Visualization Through the Visionary
The Director of Photography (DP) is a term often used synonymously with a cinematographer, but in practicality it is a specialized form. Think of them as the person responsible for the look of your film. They work closely with the director to envision the movie. It is their job to not only know how the camera and equipment works, but why things work the way they do. Using this information, they then take the creative details from the director and decide how to best convey the feel of the film.
Composition is their method. They use the frame to develop style. A DP knows how to use different types of camera shots to move about the scene. They might use a low angle to make someone larger than life, or a high angle to make them appear small and menial. They plan the best way for a character to enter the frame or leave it so that action is either flowing and continuous, or jarring and unsettling. They know that if a car exits the frame from the right, it flows better if in the next shot it enters from the left. Likewise, if the camera is moving to the right, they can cause an abrupt feeling if the next shot is moving to the left. The best DPs, like directors, can think like an editor as they shoot, and prepare their compositions and blocking (movement within the frame) with editing in mind. They are always thinking about what the editor will need and how the story fits together. Together with the director, the DP is the cinematic lynch pin for the entire production process.
The Right Brain and the Left

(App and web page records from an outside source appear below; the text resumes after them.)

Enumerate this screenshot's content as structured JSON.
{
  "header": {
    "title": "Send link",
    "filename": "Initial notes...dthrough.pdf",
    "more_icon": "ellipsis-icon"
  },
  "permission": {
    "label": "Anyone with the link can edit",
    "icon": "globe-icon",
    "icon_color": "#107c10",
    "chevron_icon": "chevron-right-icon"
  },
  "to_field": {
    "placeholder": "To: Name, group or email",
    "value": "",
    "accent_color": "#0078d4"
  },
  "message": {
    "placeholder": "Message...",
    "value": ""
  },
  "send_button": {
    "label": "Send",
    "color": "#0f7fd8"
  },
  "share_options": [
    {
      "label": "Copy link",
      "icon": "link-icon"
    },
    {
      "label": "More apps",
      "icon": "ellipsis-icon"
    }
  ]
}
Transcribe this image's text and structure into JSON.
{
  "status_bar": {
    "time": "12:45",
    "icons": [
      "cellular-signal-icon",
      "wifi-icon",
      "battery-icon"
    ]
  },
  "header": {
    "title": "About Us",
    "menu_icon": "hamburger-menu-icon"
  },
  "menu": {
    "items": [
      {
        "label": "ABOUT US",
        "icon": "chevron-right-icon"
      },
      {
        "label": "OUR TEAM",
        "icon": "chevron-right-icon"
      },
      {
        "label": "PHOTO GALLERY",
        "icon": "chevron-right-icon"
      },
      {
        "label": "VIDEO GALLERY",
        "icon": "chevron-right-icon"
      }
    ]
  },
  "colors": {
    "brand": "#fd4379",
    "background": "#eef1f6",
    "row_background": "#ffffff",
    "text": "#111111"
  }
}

Another issue the cinematographer must deal with is the limitations of the technology. Even today's advanced cameras can't see and record an image the way our eyes can. The frame does not truly represent or accurately reflect our field of vision, and compensation must be made for this inconsistency. One of the most frequent consequences, for example is that we have to make adjustments to the camera every time we change the overall color and consistency of our lighting. This way the scenes will appear as desired, and match from angle to angle, location to location. The camera/screen combination will make differences in the lighting quite obvious, and emphasizes the base "color temperature". If you shoot a scene indoors and look through the window, the light outside will look incredibly blue. Though our brains have learned to look past this through our eyes, they are easily perceived on an object we are looking at (e.g. the screen). To fix this, colored gels are used over the lights and/or windows, and one can adjust the electronics and/or optics in the camera so that color differences are evened out, and light appears as desired. A worthy cinematographer will understand issues like these and not only overcome them, but be able to use them to their advantage.
Contemplation before Execution

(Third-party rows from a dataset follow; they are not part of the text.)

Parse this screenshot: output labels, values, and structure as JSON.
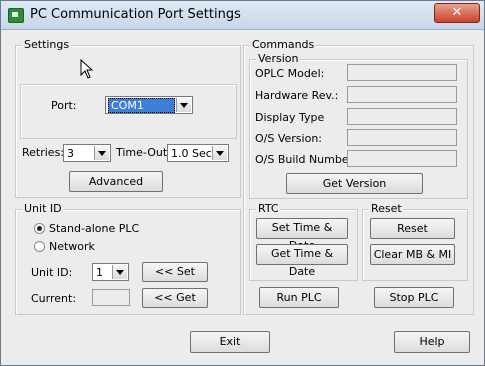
{
  "window": {
    "title": "PC Communication Port Settings",
    "close_symbol": "✕"
  },
  "settings": {
    "legend": "Settings",
    "port_label": "Port:",
    "port_value": "COM1",
    "retries_label": "Retries:",
    "retries_value": "3",
    "timeout_label": "Time-Out:",
    "timeout_value": "1.0 Sec",
    "advanced_label": "Advanced"
  },
  "unit_id": {
    "legend": "Unit ID",
    "standalone_label": "Stand-alone PLC",
    "network_label": "Network",
    "selected": "Stand-alone PLC",
    "unit_id_label": "Unit ID:",
    "unit_id_value": "1",
    "set_label": "<< Set",
    "current_label": "Current:",
    "current_value": "",
    "get_label": "<< Get"
  },
  "commands": {
    "legend": "Commands",
    "version": {
      "legend": "Version",
      "fields": [
        {
          "label": "OPLC Model:",
          "value": ""
        },
        {
          "label": "Hardware Rev.:",
          "value": ""
        },
        {
          "label": "Display Type",
          "value": ""
        },
        {
          "label": "O/S Version:",
          "value": ""
        },
        {
          "label": "O/S Build Number:",
          "value": ""
        }
      ],
      "get_version_label": "Get Version"
    },
    "rtc": {
      "legend": "RTC",
      "set_label": "Set Time & Date",
      "get_label": "Get Time & Date"
    },
    "reset": {
      "legend": "Reset",
      "reset_label": "Reset",
      "clear_label": "Clear MB & MI"
    },
    "run_label": "Run PLC",
    "stop_label": "Stop PLC"
  },
  "footer": {
    "exit_label": "Exit",
    "help_label": "Help"
  },
  "colors": {
    "selection": "#3d7fd6",
    "close_button": "#c9432b",
    "app_icon": "#2e8b3a"
  }
}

While experienced cinematographers can think spontaneously and plan as they go, they also know that the best method is to be properly prepared long before recording. Every step of the production process should be planned ahead of time whenever possible.
There are three primary tools that will aid the cinematographer to get organized and stay on track. The script tells everyone the important details of the story, while a storyboard helps plan the framing of every moment in the script. Finally, a shot list is made to optimize shooting order and ensure the right props and actors are on hand for each scene. Let's take a quick look at each.

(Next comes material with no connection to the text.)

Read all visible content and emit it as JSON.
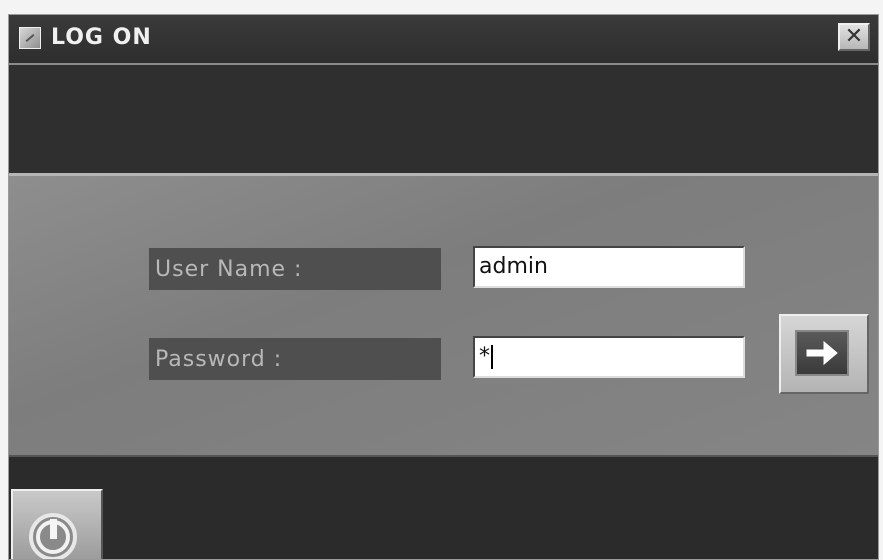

The script contains the dialog, the character names, locations and essential action for the piece. More of a tool for the director and actors, a good script will also successfully convey the mood of the work without spelling it out. It is the inspiration for the look and the guideline for progression.
Once completed, the script is broken down and each scene (or at least the complex scenes) are often laid out on a storyboard. The storyboard provides a representation of the final product before anything is even shot. At a minimum, storyboard camera angles have shapes representing the actors, how they are framed, and where they will be in relation to each other. More complex boards will use arrows to show movement into and out of the scene, camera changes that take place during recording, and position of characters at the location. They might also include essential special effects and even sounds if they are necessary for timing. Think of them as a comic book with instructions on how to make the paper articulate, should the page be made into a pop-up book.
When the storyboard is completed, it and the script are used to make a shot list. Identical angles are combined and/or placed next to each other, then next to other shots in the same location. Careful consideration is made for continuity, makeup, availability of actors and properties, locations, travel times, equipment and more. In the end you have a checklist of every frame in the production, what's required in the shot, and when, where and with what it will be done.
Though new ideas often spring up during production and modifications made, these documents serve as the foundation for capturing the story in its entirety, ensuring quality and consistency is maintained, and nothing is left out or forgotten. This, along with the cinematography techniques described above ensure that the visionary can effectively bring the tale they want to tell to the cinema, in an efficient and organized manner using the style they see fit. This in turn, is what will ultimately bring a sense of captivation and wonder to the audience.
Cinematographers know their trade well, and understand both the technical and artistic processes involved. They can manage the truly collaborative task that movie making is, but are not afraid to go it alone when no one else understands. They can foresee the final product in their mind and know the equipment they will need to achieve the look they want.
All this information barely scratches the surface of the cinematography process. It's a beginning; an introduction. Take it and run with it. Seek further advice. There are tons of resources to help you on your journey. Videomaker provides articles, training videos, special events and a vast community of peers to help you at every step along the road to success. College courses and cinematography schools are available for a more formal teaching of the trade. The Internet holds a vast wealth of cinematography tutorials, blogs and essays. Libraries, bookstores, and other trade publications await. Watch movies and television not just for entertainment but also for methods used in their creation. Learn not only the how, but the why of the craft, and making your dream come alive will be as much fun to tell as we all will have watching it. So what are you waiting for? Tell us your tale. Entertain us. After all, we love to hear a good story.
Sidebar: Packing for a Shoot
A large part being prepared for a shoot is organizing your equipment in a manner everyone understands. Grouping not only makes it easy to find everything, but keeps different departments from getting in each other's way. A typical package build might be as follows:
Camera Bag - Holds the primary equipment for your production: Camera (with mic), primary lenses, batteries, charger, tripod mounting plate (sometimes left attached to the camera), tapes/hard drives, canned air, lens wipes, rain cover. White paper tape, markers/pens.
Secondary Camera Bag - Alternate lenses, matte box, filters, camera light, field monitor, adapters, video cables, backup hard drive.
Audio Kit - self sufficient kit for recording all things sound: XLR cables, RCA cables, Microphone(s), shock mount, every adapter under the sun (x2), recorder (if not going to cameras), mixer, batteries, headphones, pens, logs, wireless transmitters/receivers, audio bag. Mic clips and dressing supplies.
AC Kit - No matter how much you have, it will never be enough: Excessive extension cords, dimmers, splitters, and adapters.
Light Kit - Will vary, but the prime kit will hold everything needed for a basic shoot Key (650), fill (300), back-light (150-300). Power cords (3x), 25 - 50 foot extension cords (3x), barn doors (3x), spare bulbs, black wrap, color gels and diffusion, Reflector(s), 3-2 prong adapters (3x), AC splitter, gobos (pattern makers).
Grip Kit- for mounting lights, flags, practicals, wires, etc: Matthews clamps, spring clamps, C-clamps, short arms, safety cables, knuckles, Gaffer's tape.
Misc - everything else, some of which is too large to put with anything else: Tripod, flags, sandbags, boom pole, C-Stands (with arms), high hat, hand truck or cart for gear.
Other packages might include: makeup, backdrops and generic practicals/props, maintenance and repair tools.
Peter Zunitch is a post-production manager and editor working on every system from 16mm film to Avid Symphony, utilizing many of today's advanced manipulation and compositing tools.